# WHAT YOU HAVE TO DO:
Each entry listed below should be reproduced word for word.

=== Section Start ===

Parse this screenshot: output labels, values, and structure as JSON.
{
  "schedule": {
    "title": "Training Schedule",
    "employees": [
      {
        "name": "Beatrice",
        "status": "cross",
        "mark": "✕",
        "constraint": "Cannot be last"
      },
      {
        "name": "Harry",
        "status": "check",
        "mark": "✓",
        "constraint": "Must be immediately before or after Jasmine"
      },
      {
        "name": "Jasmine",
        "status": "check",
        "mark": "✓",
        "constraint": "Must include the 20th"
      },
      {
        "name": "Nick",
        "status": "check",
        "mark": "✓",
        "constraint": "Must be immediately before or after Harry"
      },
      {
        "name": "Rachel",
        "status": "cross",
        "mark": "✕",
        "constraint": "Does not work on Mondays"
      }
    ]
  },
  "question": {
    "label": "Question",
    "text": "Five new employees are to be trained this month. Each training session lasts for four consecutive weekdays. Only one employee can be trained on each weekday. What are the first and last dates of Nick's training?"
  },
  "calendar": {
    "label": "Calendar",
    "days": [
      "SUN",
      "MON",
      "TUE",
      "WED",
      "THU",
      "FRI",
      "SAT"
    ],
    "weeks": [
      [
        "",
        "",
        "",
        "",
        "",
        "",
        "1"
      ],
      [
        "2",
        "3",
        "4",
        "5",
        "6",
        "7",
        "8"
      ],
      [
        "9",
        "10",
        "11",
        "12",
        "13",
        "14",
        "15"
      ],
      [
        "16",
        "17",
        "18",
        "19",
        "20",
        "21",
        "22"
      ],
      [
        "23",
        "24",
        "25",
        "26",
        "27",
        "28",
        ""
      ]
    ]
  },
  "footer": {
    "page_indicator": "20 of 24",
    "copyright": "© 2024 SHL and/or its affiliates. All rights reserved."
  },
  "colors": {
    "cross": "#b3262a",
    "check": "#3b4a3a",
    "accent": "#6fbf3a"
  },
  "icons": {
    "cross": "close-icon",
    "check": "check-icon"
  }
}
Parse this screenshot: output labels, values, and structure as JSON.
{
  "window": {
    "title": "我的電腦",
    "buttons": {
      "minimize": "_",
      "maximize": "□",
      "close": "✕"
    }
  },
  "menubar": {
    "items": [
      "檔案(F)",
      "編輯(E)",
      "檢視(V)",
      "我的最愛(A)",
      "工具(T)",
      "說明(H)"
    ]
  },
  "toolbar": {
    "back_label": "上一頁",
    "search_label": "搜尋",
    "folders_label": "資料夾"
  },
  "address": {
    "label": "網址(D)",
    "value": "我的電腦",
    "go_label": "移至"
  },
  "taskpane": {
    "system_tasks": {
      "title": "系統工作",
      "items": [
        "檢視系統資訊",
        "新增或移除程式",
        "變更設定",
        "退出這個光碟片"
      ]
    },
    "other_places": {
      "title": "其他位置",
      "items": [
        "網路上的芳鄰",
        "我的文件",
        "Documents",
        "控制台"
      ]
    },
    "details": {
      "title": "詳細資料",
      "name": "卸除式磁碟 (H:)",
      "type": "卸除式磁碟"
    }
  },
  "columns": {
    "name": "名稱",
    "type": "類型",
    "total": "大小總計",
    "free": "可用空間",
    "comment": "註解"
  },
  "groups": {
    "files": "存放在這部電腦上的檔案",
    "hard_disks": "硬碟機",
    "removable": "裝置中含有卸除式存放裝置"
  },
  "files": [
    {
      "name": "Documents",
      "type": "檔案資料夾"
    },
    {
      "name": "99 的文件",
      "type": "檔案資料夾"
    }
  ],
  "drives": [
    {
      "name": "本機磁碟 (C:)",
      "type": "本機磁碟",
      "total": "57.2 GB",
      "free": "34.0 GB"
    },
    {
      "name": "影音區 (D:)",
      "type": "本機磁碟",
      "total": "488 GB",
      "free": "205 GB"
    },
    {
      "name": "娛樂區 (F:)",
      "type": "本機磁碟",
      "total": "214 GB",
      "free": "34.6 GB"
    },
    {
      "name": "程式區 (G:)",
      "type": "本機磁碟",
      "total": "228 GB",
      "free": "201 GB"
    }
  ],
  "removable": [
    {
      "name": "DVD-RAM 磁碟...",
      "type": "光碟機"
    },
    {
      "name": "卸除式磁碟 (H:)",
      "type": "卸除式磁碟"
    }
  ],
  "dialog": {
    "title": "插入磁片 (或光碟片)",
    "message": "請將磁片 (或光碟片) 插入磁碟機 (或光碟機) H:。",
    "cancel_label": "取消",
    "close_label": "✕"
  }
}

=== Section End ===

# OUTPUT FOR THIS EXERCISE:
Parse this screenshot: output labels, values, and structure as JSON.
{
  "schedule": {
    "title": "Training Schedule",
    "employees": [
      {
        "name": "Beatrice",
        "status": "cross",
        "mark": "✕",
        "constraint": "Cannot be last"
      },
      {
        "name": "Harry",
        "status": "check",
        "mark": "✓",
        "constraint": "Must be immediately before or after Jasmine"
      },
      {
        "name": "Jasmine",
        "status": "check",
        "mark": "✓",
        "constraint": "Must include the 20th"
      },
      {
        "name": "Nick",
        "status": "check",
        "mark": "✓",
        "constraint": "Must be immediately before or after Harry"
      },
      {
        "name": "Rachel",
        "status": "cross",
        "mark": "✕",
        "constraint": "Does not work on Mondays"
      }
    ]
  },
  "question": {
    "label": "Question",
    "text": "Five new employees are to be trained this month. Each training session lasts for four consecutive weekdays. Only one employee can be trained on each weekday. What are the first and last dates of Nick's training?"
  },
  "calendar": {
    "label": "Calendar",
    "days": [
      "SUN",
      "MON",
      "TUE",
      "WED",
      "THU",
      "FRI",
      "SAT"
    ],
    "weeks": [
      [
        "",
        "",
        "",
        "",
        "",
        "",
        "1"
      ],
      [
        "2",
        "3",
        "4",
        "5",
        "6",
        "7",
        "8"
      ],
      [
        "9",
        "10",
        "11",
        "12",
        "13",
        "14",
        "15"
      ],
      [
        "16",
        "17",
        "18",
        "19",
        "20",
        "21",
        "22"
      ],
      [
        "23",
        "24",
        "25",
        "26",
        "27",
        "28",
        ""
      ]
    ]
  },
  "footer": {
    "page_indicator": "20 of 24",
    "copyright": "© 2024 SHL and/or its affiliates. All rights reserved."
  },
  "colors": {
    "cross": "#b3262a",
    "check": "#3b4a3a",
    "accent": "#6fbf3a"
  },
  "icons": {
    "cross": "close-icon",
    "check": "check-icon"
  }
}
Parse this screenshot: output labels, values, and structure as JSON.
{
  "window": {
    "title": "我的電腦",
    "buttons": {
      "minimize": "_",
      "maximize": "□",
      "close": "✕"
    }
  },
  "menubar": {
    "items": [
      "檔案(F)",
      "編輯(E)",
      "檢視(V)",
      "我的最愛(A)",
      "工具(T)",
      "說明(H)"
    ]
  },
  "toolbar": {
    "back_label": "上一頁",
    "search_label": "搜尋",
    "folders_label": "資料夾"
  },
  "address": {
    "label": "網址(D)",
    "value": "我的電腦",
    "go_label": "移至"
  },
  "taskpane": {
    "system_tasks": {
      "title": "系統工作",
      "items": [
        "檢視系統資訊",
        "新增或移除程式",
        "變更設定",
        "退出這個光碟片"
      ]
    },
    "other_places": {
      "title": "其他位置",
      "items": [
        "網路上的芳鄰",
        "我的文件",
        "Documents",
        "控制台"
      ]
    },
    "details": {
      "title": "詳細資料",
      "name": "卸除式磁碟 (H:)",
      "type": "卸除式磁碟"
    }
  },
  "columns": {
    "name": "名稱",
    "type": "類型",
    "total": "大小總計",
    "free": "可用空間",
    "comment": "註解"
  },
  "groups": {
    "files": "存放在這部電腦上的檔案",
    "hard_disks": "硬碟機",
    "removable": "裝置中含有卸除式存放裝置"
  },
  "files": [
    {
      "name": "Documents",
      "type": "檔案資料夾"
    },
    {
      "name": "99 的文件",
      "type": "檔案資料夾"
    }
  ],
  "drives": [
    {
      "name": "本機磁碟 (C:)",
      "type": "本機磁碟",
      "total": "57.2 GB",
      "free": "34.0 GB"
    },
    {
      "name": "影音區 (D:)",
      "type": "本機磁碟",
      "total": "488 GB",
      "free": "205 GB"
    },
    {
      "name": "娛樂區 (F:)",
      "type": "本機磁碟",
      "total": "214 GB",
      "free": "34.6 GB"
    },
    {
      "name": "程式區 (G:)",
      "type": "本機磁碟",
      "total": "228 GB",
      "free": "201 GB"
    }
  ],
  "removable": [
    {
      "name": "DVD-RAM 磁碟...",
      "type": "光碟機"
    },
    {
      "name": "卸除式磁碟 (H:)",
      "type": "卸除式磁碟"
    }
  ],
  "dialog": {
    "title": "插入磁片 (或光碟片)",
    "message": "請將磁片 (或光碟片) 插入磁碟機 (或光碟機) H:。",
    "cancel_label": "取消",
    "close_label": "✕"
  }
}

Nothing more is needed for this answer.